Task: Return the entries in full, exactly as they were written.

Extracted information:
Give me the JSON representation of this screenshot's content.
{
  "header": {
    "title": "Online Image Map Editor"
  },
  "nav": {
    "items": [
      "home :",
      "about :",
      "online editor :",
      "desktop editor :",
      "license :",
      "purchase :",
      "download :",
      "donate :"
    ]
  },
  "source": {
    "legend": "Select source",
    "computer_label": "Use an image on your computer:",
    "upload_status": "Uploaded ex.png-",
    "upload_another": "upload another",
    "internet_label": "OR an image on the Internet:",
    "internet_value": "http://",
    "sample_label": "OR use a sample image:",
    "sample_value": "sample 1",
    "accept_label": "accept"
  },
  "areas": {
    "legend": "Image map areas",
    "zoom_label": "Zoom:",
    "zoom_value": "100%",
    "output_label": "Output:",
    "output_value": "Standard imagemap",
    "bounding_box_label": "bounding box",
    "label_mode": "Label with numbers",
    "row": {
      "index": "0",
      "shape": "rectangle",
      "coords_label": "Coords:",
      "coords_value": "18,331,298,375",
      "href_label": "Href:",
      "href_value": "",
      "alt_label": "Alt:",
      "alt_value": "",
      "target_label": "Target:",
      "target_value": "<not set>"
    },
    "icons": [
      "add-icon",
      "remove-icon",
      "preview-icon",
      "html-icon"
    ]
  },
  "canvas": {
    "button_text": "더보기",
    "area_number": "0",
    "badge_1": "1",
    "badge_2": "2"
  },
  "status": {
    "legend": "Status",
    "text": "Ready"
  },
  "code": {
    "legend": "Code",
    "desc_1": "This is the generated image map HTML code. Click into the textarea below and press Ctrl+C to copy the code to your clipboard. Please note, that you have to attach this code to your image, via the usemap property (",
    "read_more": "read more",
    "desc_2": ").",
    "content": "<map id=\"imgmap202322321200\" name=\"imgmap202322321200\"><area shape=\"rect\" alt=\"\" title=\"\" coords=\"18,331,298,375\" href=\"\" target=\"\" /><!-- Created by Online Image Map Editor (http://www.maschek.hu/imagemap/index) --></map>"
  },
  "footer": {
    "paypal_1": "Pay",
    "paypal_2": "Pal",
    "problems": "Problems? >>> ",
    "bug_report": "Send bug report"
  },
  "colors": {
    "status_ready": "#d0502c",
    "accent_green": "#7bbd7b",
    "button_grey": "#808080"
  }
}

Exercise output:
Give me the JSON representation of this screenshot's content.
{
  "header": {
    "title": "Online Image Map Editor"
  },
  "nav": {
    "items": [
      "home :",
      "about :",
      "online editor :",
      "desktop editor :",
      "license :",
      "purchase :",
      "download :",
      "donate :"
    ]
  },
  "source": {
    "legend": "Select source",
    "computer_label": "Use an image on your computer:",
    "upload_status": "Uploaded ex.png-",
    "upload_another": "upload another",
    "internet_label": "OR an image on the Internet:",
    "internet_value": "http://",
    "sample_label": "OR use a sample image:",
    "sample_value": "sample 1",
    "accept_label": "accept"
  },
  "areas": {
    "legend": "Image map areas",
    "zoom_label": "Zoom:",
    "zoom_value": "100%",
    "output_label": "Output:",
    "output_value": "Standard imagemap",
    "bounding_box_label": "bounding box",
    "label_mode": "Label with numbers",
    "row": {
      "index": "0",
      "shape": "rectangle",
      "coords_label": "Coords:",
      "coords_value": "18,331,298,375",
      "href_label": "Href:",
      "href_value": "",
      "alt_label": "Alt:",
      "alt_value": "",
      "target_label": "Target:",
      "target_value": "<not set>"
    },
    "icons": [
      "add-icon",
      "remove-icon",
      "preview-icon",
      "html-icon"
    ]
  },
  "canvas": {
    "button_text": "더보기",
    "area_number": "0",
    "badge_1": "1",
    "badge_2": "2"
  },
  "status": {
    "legend": "Status",
    "text": "Ready"
  },
  "code": {
    "legend": "Code",
    "desc_1": "This is the generated image map HTML code. Click into the textarea below and press Ctrl+C to copy the code to your clipboard. Please note, that you have to attach this code to your image, via the usemap property (",
    "read_more": "read more",
    "desc_2": ").",
    "content": "<map id=\"imgmap202322321200\" name=\"imgmap202322321200\"><area shape=\"rect\" alt=\"\" title=\"\" coords=\"18,331,298,375\" href=\"\" target=\"\" /><!-- Created by Online Image Map Editor (http://www.maschek.hu/imagemap/index) --></map>"
  },
  "footer": {
    "paypal_1": "Pay",
    "paypal_2": "Pal",
    "problems": "Problems? >>> ",
    "bug_report": "Send bug report"
  },
  "colors": {
    "status_ready": "#d0502c",
    "accent_green": "#7bbd7b",
    "button_grey": "#808080"
  }
}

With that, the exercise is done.